High in the jungle-covered mountains of central Veracruz, a community security force repels would-be criminals with nothing more than stones, slingshots, machetes and courage, keeping crime down and ensuring the municipality doesn’t succumb to the influence of organized crime.
For the past 10 years, men and women have worked day and night as guards to patrol the 158 communities that make up the municipality of Zongolica, a region where 90% of the population is indigenous.
The strategy, the people say, has been successful.
“Here there are no assaults nor the presence of organized crime,” asserted Liborio Panzo Sánchez, a resident of the small town of Chicomapa Uno and a proud member of the community guards.
The force has grown to almost 1,000 members, all of them democratically chosen by their communities and 40% are women. Nahua women wearing distinctive black skirts and typical blouses and wielding machetes have become a common sight in the region.
“The women have to be brave,” said Carmela Quicahua, a Nahua woman and community guard from the community of Tlanecpaquila.
Apart from fighting crime, the community force also defends against the dispossession of land, she said. The sounding of a cohete (rocket or firework) alerts men and women, young and old, to the location of any problem.
“We don’t use violence but we do protect our lands and ourselves,” Quicahua insisted.
The commitment of citizens, courage and their desire to protect their homes — rather than any government strategy — has ensured that Zongolica doesn’t feature on any lists of the country’s most insecure regions.
Despite scant economic resources and primitive weapons, they are determined to prevent the kind of violent crime that has impacted other parts of the state and country.
In Tezonapa, which borders the municipality, crime including murders and assaults are relatively common but the community force has largely prevented such activity from spilling over into Zongolica.
“Criminals are afraid of approaching because they know that if they come in and try to commit a crime, they will be detained and handed over to police,” Panzo said.
Before the establishment of the community force, there was little deterrent.
“It was impossible for the police to arrive. The criminals were coming in all the time and robbing us for as little as 50 pesos. So we decided to organize and defend ourselves. There are no high-caliber weapons, those who carry guns are central [command], there are only machetes and slingshots,” Panzo explained.
The results achieved by the community force have been so good that mayor-elect Juan Carlos Mezhua Campos — set to be sworn in on January 1 — said he will give community guards the tools they require, training and a salary to carry on with their work.

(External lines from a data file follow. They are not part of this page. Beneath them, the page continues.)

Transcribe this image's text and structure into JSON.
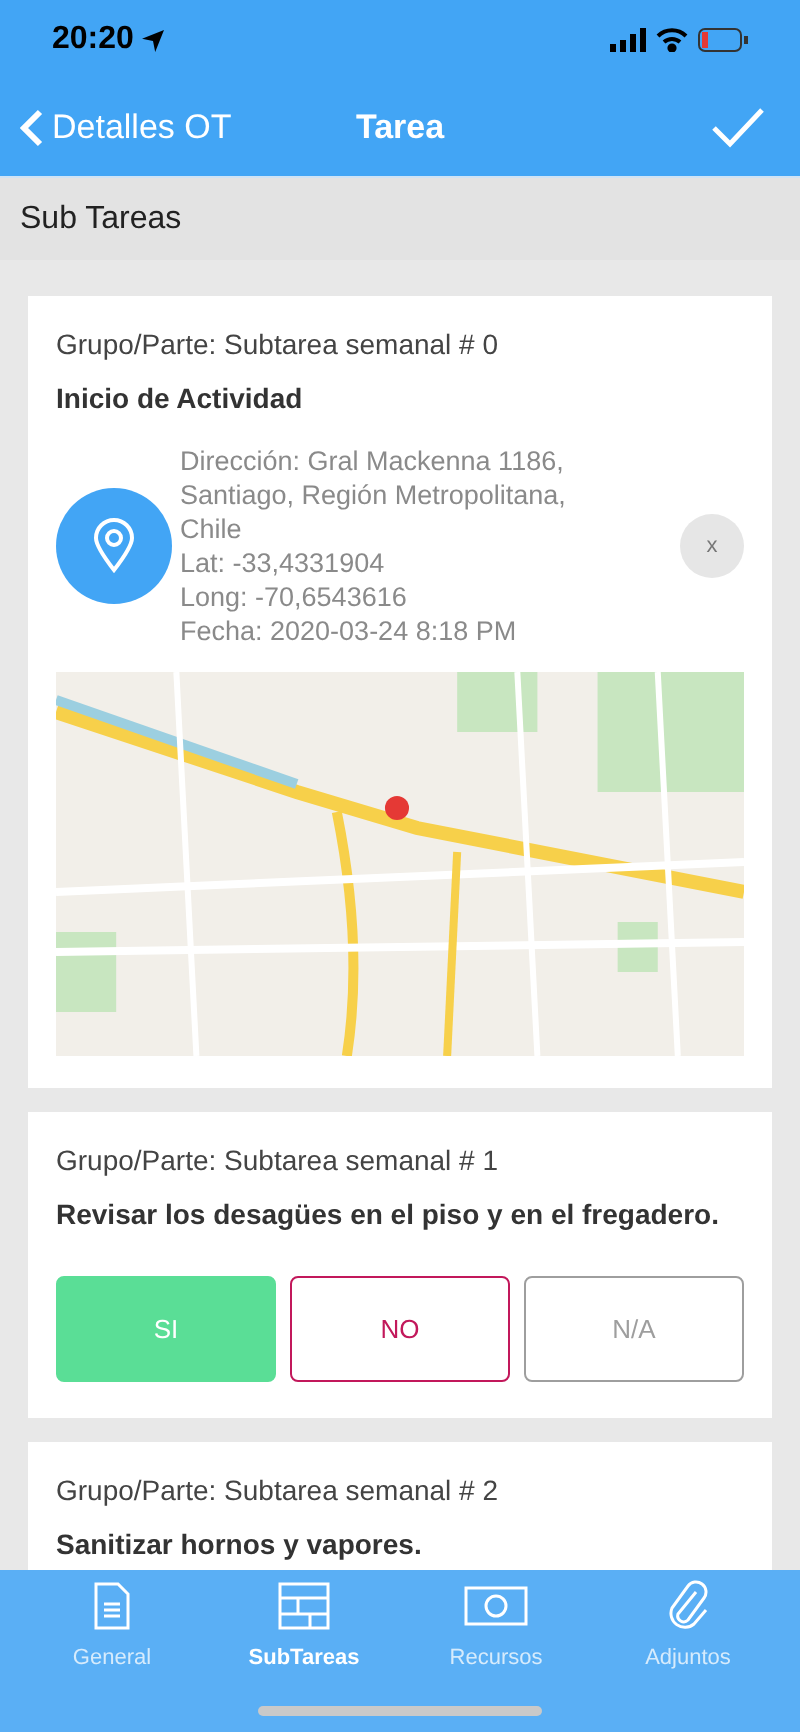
{
  "status_bar": {
    "time": "20:20"
  },
  "nav": {
    "back": "Detalles OT",
    "title": "Tarea"
  },
  "section": {
    "title": "Sub Tareas"
  },
  "cards": [
    {
      "kind": "location",
      "group": "Grupo/Parte: Subtarea semanal # 0",
      "title": "Inicio de Actividad",
      "lines": [
        "Dirección: Gral Mackenna 1186, Santiago, Región Metropolitana, Chile",
        "Lat: -33,4331904",
        "Long: -70,6543616",
        "Fecha: 2020-03-24 8:18 PM"
      ],
      "remove": "x"
    },
    {
      "kind": "choice",
      "group": "Grupo/Parte: Subtarea semanal # 1",
      "title": "Revisar los desagües en el piso y en el fregadero.",
      "options": [
        {
          "label": "SI",
          "selected": true,
          "color": "#5ade96"
        },
        {
          "label": "NO",
          "selected": false,
          "color": "#c2185b"
        },
        {
          "label": "N/A",
          "selected": false,
          "color": "#9e9e9e"
        }
      ]
    },
    {
      "kind": "text",
      "group": "Grupo/Parte: Subtarea semanal # 2",
      "title": "Sanitizar hornos y vapores."
    }
  ],
  "tabs": [
    {
      "label": "General",
      "selected": false
    },
    {
      "label": "SubTareas",
      "selected": true
    },
    {
      "label": "Recursos",
      "selected": false
    },
    {
      "label": "Adjuntos",
      "selected": false
    }
  ]
}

Mezhua said community guards should not provoke fear but could actually serve as a model to “solve . . . the security issue.”
“We’re going to propose that Zongolica be an example for our country, of how people can look after themselves. We’ll be the spearhead.”
Source: El Universal (sp)